Article source: CMDGroup
Tables 1 and 2 accompanying this Economy at a Glance compare labor markets with home prices in major U.S. and Canadian cities.
The reason for conducting this analysis can be summed up succinctly. It shows where job prospects are brightest while home ownership is cheapest.
The labor market ‘composite’ ranking has been based on an assessment of two criteria: year-over-year employment growth (from fastest to slowest) and unemployment rates (from lowest to highest).
Median or average home prices (and their year-over-year percentage changes) can be found at the web sites of the National Association of Realtors (NAR) and the Canadian Real Estate Association (CREA).

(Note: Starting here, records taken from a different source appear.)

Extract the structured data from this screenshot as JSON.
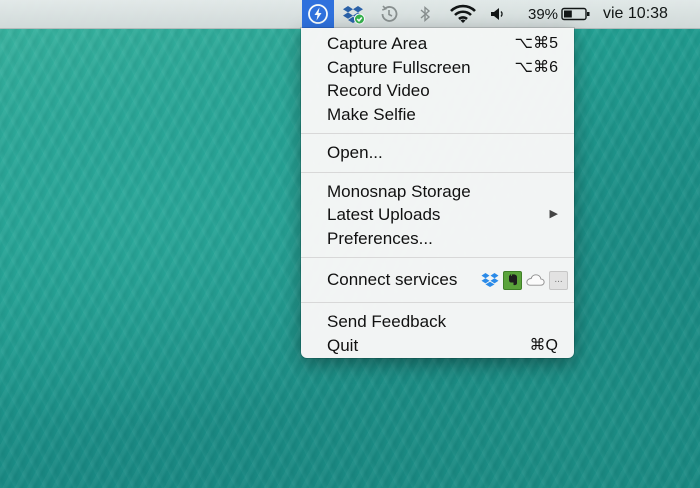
{
  "menubar": {
    "app_icon": "monosnap-bolt-icon",
    "status_icons": [
      "dropbox-synced-icon",
      "time-machine-icon",
      "bluetooth-icon",
      "wifi-icon",
      "volume-icon"
    ],
    "battery_percent": "39%",
    "battery_level": 0.39,
    "clock": "vie 10:38"
  },
  "menu": {
    "group1": [
      {
        "label": "Capture Area",
        "shortcut": "⌥⌘5"
      },
      {
        "label": "Capture Fullscreen",
        "shortcut": "⌥⌘6"
      },
      {
        "label": "Record Video",
        "shortcut": ""
      },
      {
        "label": "Make Selfie",
        "shortcut": ""
      }
    ],
    "open_label": "Open...",
    "group3": [
      {
        "label": "Monosnap Storage"
      },
      {
        "label": "Latest Uploads",
        "submenu_arrow": "▶"
      },
      {
        "label": "Preferences..."
      }
    ],
    "connect_label": "Connect services",
    "services": [
      "dropbox-icon",
      "evernote-icon",
      "cloud-icon",
      "more-icon"
    ],
    "more_label": "...",
    "feedback_label": "Send Feedback",
    "quit_label": "Quit",
    "quit_shortcut": "⌘Q"
  },
  "colors": {
    "app_highlight": "#2f6fe0",
    "evernote": "#5aa33a",
    "dropbox": "#2a8ae8",
    "desktop": "#219f92"
  }
}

It would be interesting to draw a line connecting every city to its doppelganger in the tables, but that would yield a confusing blizzard. Therefore, only ones in support of this EAAG’s headline are shown.

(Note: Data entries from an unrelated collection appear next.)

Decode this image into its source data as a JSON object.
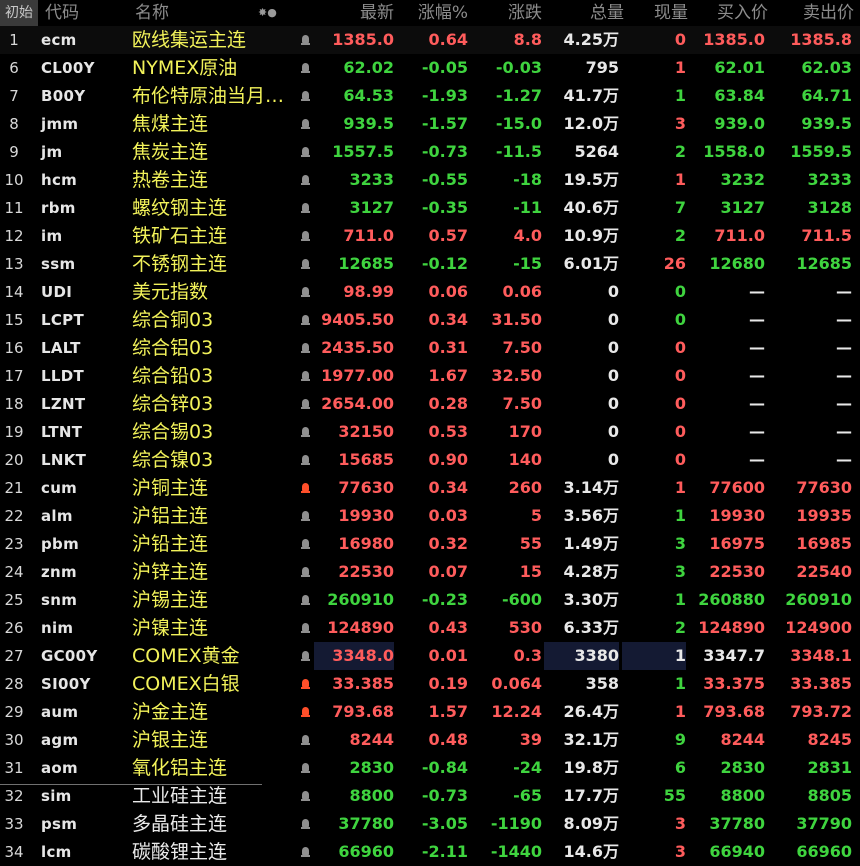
{
  "header": {
    "badge": "初始",
    "code": "代码",
    "name": "名称",
    "sort_icons": "✸●",
    "last": "最新",
    "pct": "涨幅%",
    "chg": "涨跌",
    "vol": "总量",
    "cur": "现量",
    "bid": "买入价",
    "ask": "卖出价"
  },
  "colors": {
    "background": "#000000",
    "up": "#ff5c5c",
    "down": "#3fd43f",
    "name_yellow": "#f2f25a",
    "alert_bell": "#ff4f2a",
    "highlight": "#141a33"
  },
  "rows": [
    {
      "idx": "1",
      "code": "ecm",
      "name": "欧线集运主连",
      "bell": "off",
      "last": "1385.0",
      "pct": "0.64",
      "chg": "8.8",
      "vol": "4.25万",
      "cur": "0",
      "bid": "1385.0",
      "ask": "1385.8",
      "last_c": "up",
      "pct_c": "up",
      "chg_c": "up",
      "cur_c": "up",
      "bid_c": "up",
      "ask_c": "up",
      "name_c": "nm-yellow"
    },
    {
      "idx": "6",
      "code": "CL00Y",
      "name": "NYMEX原油",
      "bell": "off",
      "last": "62.02",
      "pct": "-0.05",
      "chg": "-0.03",
      "vol": "795",
      "cur": "1",
      "bid": "62.01",
      "ask": "62.03",
      "last_c": "down",
      "pct_c": "down",
      "chg_c": "down",
      "cur_c": "up",
      "bid_c": "down",
      "ask_c": "down",
      "name_c": "nm-yellow"
    },
    {
      "idx": "7",
      "code": "B00Y",
      "name": "布伦特原油当月连续",
      "bell": "off",
      "last": "64.53",
      "pct": "-1.93",
      "chg": "-1.27",
      "vol": "41.7万",
      "cur": "1",
      "bid": "63.84",
      "ask": "64.71",
      "last_c": "down",
      "pct_c": "down",
      "chg_c": "down",
      "cur_c": "down",
      "bid_c": "down",
      "ask_c": "down",
      "name_c": "nm-yellow"
    },
    {
      "idx": "8",
      "code": "jmm",
      "name": "焦煤主连",
      "bell": "off",
      "last": "939.5",
      "pct": "-1.57",
      "chg": "-15.0",
      "vol": "12.0万",
      "cur": "3",
      "bid": "939.0",
      "ask": "939.5",
      "last_c": "down",
      "pct_c": "down",
      "chg_c": "down",
      "cur_c": "up",
      "bid_c": "down",
      "ask_c": "down",
      "name_c": "nm-yellow"
    },
    {
      "idx": "9",
      "code": "jm",
      "name": "焦炭主连",
      "bell": "off",
      "last": "1557.5",
      "pct": "-0.73",
      "chg": "-11.5",
      "vol": "5264",
      "cur": "2",
      "bid": "1558.0",
      "ask": "1559.5",
      "last_c": "down",
      "pct_c": "down",
      "chg_c": "down",
      "cur_c": "down",
      "bid_c": "down",
      "ask_c": "down",
      "name_c": "nm-yellow"
    },
    {
      "idx": "10",
      "code": "hcm",
      "name": "热卷主连",
      "bell": "off",
      "last": "3233",
      "pct": "-0.55",
      "chg": "-18",
      "vol": "19.5万",
      "cur": "1",
      "bid": "3232",
      "ask": "3233",
      "last_c": "down",
      "pct_c": "down",
      "chg_c": "down",
      "cur_c": "up",
      "bid_c": "down",
      "ask_c": "down",
      "name_c": "nm-yellow"
    },
    {
      "idx": "11",
      "code": "rbm",
      "name": "螺纹钢主连",
      "bell": "off",
      "last": "3127",
      "pct": "-0.35",
      "chg": "-11",
      "vol": "40.6万",
      "cur": "7",
      "bid": "3127",
      "ask": "3128",
      "last_c": "down",
      "pct_c": "down",
      "chg_c": "down",
      "cur_c": "down",
      "bid_c": "down",
      "ask_c": "down",
      "name_c": "nm-yellow"
    },
    {
      "idx": "12",
      "code": "im",
      "name": "铁矿石主连",
      "bell": "off",
      "last": "711.0",
      "pct": "0.57",
      "chg": "4.0",
      "vol": "10.9万",
      "cur": "2",
      "bid": "711.0",
      "ask": "711.5",
      "last_c": "up",
      "pct_c": "up",
      "chg_c": "up",
      "cur_c": "down",
      "bid_c": "up",
      "ask_c": "up",
      "name_c": "nm-yellow"
    },
    {
      "idx": "13",
      "code": "ssm",
      "name": "不锈钢主连",
      "bell": "off",
      "last": "12685",
      "pct": "-0.12",
      "chg": "-15",
      "vol": "6.01万",
      "cur": "26",
      "bid": "12680",
      "ask": "12685",
      "last_c": "down",
      "pct_c": "down",
      "chg_c": "down",
      "cur_c": "up",
      "bid_c": "down",
      "ask_c": "down",
      "name_c": "nm-yellow"
    },
    {
      "idx": "14",
      "code": "UDI",
      "name": "美元指数",
      "bell": "off",
      "last": "98.99",
      "pct": "0.06",
      "chg": "0.06",
      "vol": "0",
      "cur": "0",
      "bid": "—",
      "ask": "—",
      "last_c": "up",
      "pct_c": "up",
      "chg_c": "up",
      "cur_c": "down",
      "bid_c": "flat",
      "ask_c": "flat",
      "name_c": "nm-yellow"
    },
    {
      "idx": "15",
      "code": "LCPT",
      "name": "综合铜03",
      "bell": "off",
      "last": "9405.50",
      "pct": "0.34",
      "chg": "31.50",
      "vol": "0",
      "cur": "0",
      "bid": "—",
      "ask": "—",
      "last_c": "up",
      "pct_c": "up",
      "chg_c": "up",
      "cur_c": "down",
      "bid_c": "flat",
      "ask_c": "flat",
      "name_c": "nm-yellow"
    },
    {
      "idx": "16",
      "code": "LALT",
      "name": "综合铝03",
      "bell": "off",
      "last": "2435.50",
      "pct": "0.31",
      "chg": "7.50",
      "vol": "0",
      "cur": "0",
      "bid": "—",
      "ask": "—",
      "last_c": "up",
      "pct_c": "up",
      "chg_c": "up",
      "cur_c": "up",
      "bid_c": "flat",
      "ask_c": "flat",
      "name_c": "nm-yellow"
    },
    {
      "idx": "17",
      "code": "LLDT",
      "name": "综合铅03",
      "bell": "off",
      "last": "1977.00",
      "pct": "1.67",
      "chg": "32.50",
      "vol": "0",
      "cur": "0",
      "bid": "—",
      "ask": "—",
      "last_c": "up",
      "pct_c": "up",
      "chg_c": "up",
      "cur_c": "up",
      "bid_c": "flat",
      "ask_c": "flat",
      "name_c": "nm-yellow"
    },
    {
      "idx": "18",
      "code": "LZNT",
      "name": "综合锌03",
      "bell": "off",
      "last": "2654.00",
      "pct": "0.28",
      "chg": "7.50",
      "vol": "0",
      "cur": "0",
      "bid": "—",
      "ask": "—",
      "last_c": "up",
      "pct_c": "up",
      "chg_c": "up",
      "cur_c": "up",
      "bid_c": "flat",
      "ask_c": "flat",
      "name_c": "nm-yellow"
    },
    {
      "idx": "19",
      "code": "LTNT",
      "name": "综合锡03",
      "bell": "off",
      "last": "32150",
      "pct": "0.53",
      "chg": "170",
      "vol": "0",
      "cur": "0",
      "bid": "—",
      "ask": "—",
      "last_c": "up",
      "pct_c": "up",
      "chg_c": "up",
      "cur_c": "up",
      "bid_c": "flat",
      "ask_c": "flat",
      "name_c": "nm-yellow"
    },
    {
      "idx": "20",
      "code": "LNKT",
      "name": "综合镍03",
      "bell": "off",
      "last": "15685",
      "pct": "0.90",
      "chg": "140",
      "vol": "0",
      "cur": "0",
      "bid": "—",
      "ask": "—",
      "last_c": "up",
      "pct_c": "up",
      "chg_c": "up",
      "cur_c": "up",
      "bid_c": "flat",
      "ask_c": "flat",
      "name_c": "nm-yellow"
    },
    {
      "idx": "21",
      "code": "cum",
      "name": "沪铜主连",
      "bell": "on",
      "last": "77630",
      "pct": "0.34",
      "chg": "260",
      "vol": "3.14万",
      "cur": "1",
      "bid": "77600",
      "ask": "77630",
      "last_c": "up",
      "pct_c": "up",
      "chg_c": "up",
      "cur_c": "up",
      "bid_c": "up",
      "ask_c": "up",
      "name_c": "nm-yellow"
    },
    {
      "idx": "22",
      "code": "alm",
      "name": "沪铝主连",
      "bell": "off",
      "last": "19930",
      "pct": "0.03",
      "chg": "5",
      "vol": "3.56万",
      "cur": "1",
      "bid": "19930",
      "ask": "19935",
      "last_c": "up",
      "pct_c": "up",
      "chg_c": "up",
      "cur_c": "down",
      "bid_c": "up",
      "ask_c": "up",
      "name_c": "nm-yellow"
    },
    {
      "idx": "23",
      "code": "pbm",
      "name": "沪铅主连",
      "bell": "off",
      "last": "16980",
      "pct": "0.32",
      "chg": "55",
      "vol": "1.49万",
      "cur": "3",
      "bid": "16975",
      "ask": "16985",
      "last_c": "up",
      "pct_c": "up",
      "chg_c": "up",
      "cur_c": "down",
      "bid_c": "up",
      "ask_c": "up",
      "name_c": "nm-yellow"
    },
    {
      "idx": "24",
      "code": "znm",
      "name": "沪锌主连",
      "bell": "off",
      "last": "22530",
      "pct": "0.07",
      "chg": "15",
      "vol": "4.28万",
      "cur": "3",
      "bid": "22530",
      "ask": "22540",
      "last_c": "up",
      "pct_c": "up",
      "chg_c": "up",
      "cur_c": "down",
      "bid_c": "up",
      "ask_c": "up",
      "name_c": "nm-yellow"
    },
    {
      "idx": "25",
      "code": "snm",
      "name": "沪锡主连",
      "bell": "off",
      "last": "260910",
      "pct": "-0.23",
      "chg": "-600",
      "vol": "3.30万",
      "cur": "1",
      "bid": "260880",
      "ask": "260910",
      "last_c": "down",
      "pct_c": "down",
      "chg_c": "down",
      "cur_c": "down",
      "bid_c": "down",
      "ask_c": "down",
      "name_c": "nm-yellow"
    },
    {
      "idx": "26",
      "code": "nim",
      "name": "沪镍主连",
      "bell": "off",
      "last": "124890",
      "pct": "0.43",
      "chg": "530",
      "vol": "6.33万",
      "cur": "2",
      "bid": "124890",
      "ask": "124900",
      "last_c": "up",
      "pct_c": "up",
      "chg_c": "up",
      "cur_c": "down",
      "bid_c": "up",
      "ask_c": "up",
      "name_c": "nm-yellow"
    },
    {
      "idx": "27",
      "code": "GC00Y",
      "name": "COMEX黄金",
      "bell": "off",
      "last": "3348.0",
      "pct": "0.01",
      "chg": "0.3",
      "vol": "3380",
      "cur": "1",
      "bid": "3347.7",
      "ask": "3348.1",
      "last_c": "up",
      "pct_c": "up",
      "chg_c": "up",
      "cur_c": "flat",
      "bid_c": "flat",
      "ask_c": "up",
      "name_c": "nm-yellow",
      "hl": true
    },
    {
      "idx": "28",
      "code": "SI00Y",
      "name": "COMEX白银",
      "bell": "on",
      "last": "33.385",
      "pct": "0.19",
      "chg": "0.064",
      "vol": "358",
      "cur": "1",
      "bid": "33.375",
      "ask": "33.385",
      "last_c": "up",
      "pct_c": "up",
      "chg_c": "up",
      "cur_c": "down",
      "bid_c": "up",
      "ask_c": "up",
      "name_c": "nm-yellow"
    },
    {
      "idx": "29",
      "code": "aum",
      "name": "沪金主连",
      "bell": "on",
      "last": "793.68",
      "pct": "1.57",
      "chg": "12.24",
      "vol": "26.4万",
      "cur": "1",
      "bid": "793.68",
      "ask": "793.72",
      "last_c": "up",
      "pct_c": "up",
      "chg_c": "up",
      "cur_c": "up",
      "bid_c": "up",
      "ask_c": "up",
      "name_c": "nm-yellow"
    },
    {
      "idx": "30",
      "code": "agm",
      "name": "沪银主连",
      "bell": "off",
      "last": "8244",
      "pct": "0.48",
      "chg": "39",
      "vol": "32.1万",
      "cur": "9",
      "bid": "8244",
      "ask": "8245",
      "last_c": "up",
      "pct_c": "up",
      "chg_c": "up",
      "cur_c": "down",
      "bid_c": "up",
      "ask_c": "up",
      "name_c": "nm-yellow"
    },
    {
      "idx": "31",
      "code": "aom",
      "name": "氧化铝主连",
      "bell": "off",
      "last": "2830",
      "pct": "-0.84",
      "chg": "-24",
      "vol": "19.8万",
      "cur": "6",
      "bid": "2830",
      "ask": "2831",
      "last_c": "down",
      "pct_c": "down",
      "chg_c": "down",
      "cur_c": "down",
      "bid_c": "down",
      "ask_c": "down",
      "name_c": "nm-yellow"
    },
    {
      "idx": "32",
      "code": "sim",
      "name": "工业硅主连",
      "bell": "off",
      "last": "8800",
      "pct": "-0.73",
      "chg": "-65",
      "vol": "17.7万",
      "cur": "55",
      "bid": "8800",
      "ask": "8805",
      "last_c": "down",
      "pct_c": "down",
      "chg_c": "down",
      "cur_c": "down",
      "bid_c": "down",
      "ask_c": "down",
      "name_c": "nm-white"
    },
    {
      "idx": "33",
      "code": "psm",
      "name": "多晶硅主连",
      "bell": "off",
      "last": "37780",
      "pct": "-3.05",
      "chg": "-1190",
      "vol": "8.09万",
      "cur": "3",
      "bid": "37780",
      "ask": "37790",
      "last_c": "down",
      "pct_c": "down",
      "chg_c": "down",
      "cur_c": "up",
      "bid_c": "down",
      "ask_c": "down",
      "name_c": "nm-white"
    },
    {
      "idx": "34",
      "code": "lcm",
      "name": "碳酸锂主连",
      "bell": "off",
      "last": "66960",
      "pct": "-2.11",
      "chg": "-1440",
      "vol": "14.6万",
      "cur": "3",
      "bid": "66940",
      "ask": "66960",
      "last_c": "down",
      "pct_c": "down",
      "chg_c": "down",
      "cur_c": "up",
      "bid_c": "down",
      "ask_c": "down",
      "name_c": "nm-white"
    }
  ]
}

From the U.S. table, it’s clear that San Jose (2) and San Francisco (5) have strong labor markets that are accompanied by high home prices – i.e., on the right side of the table, they have corresponding rankings of (1) and (2) respectively.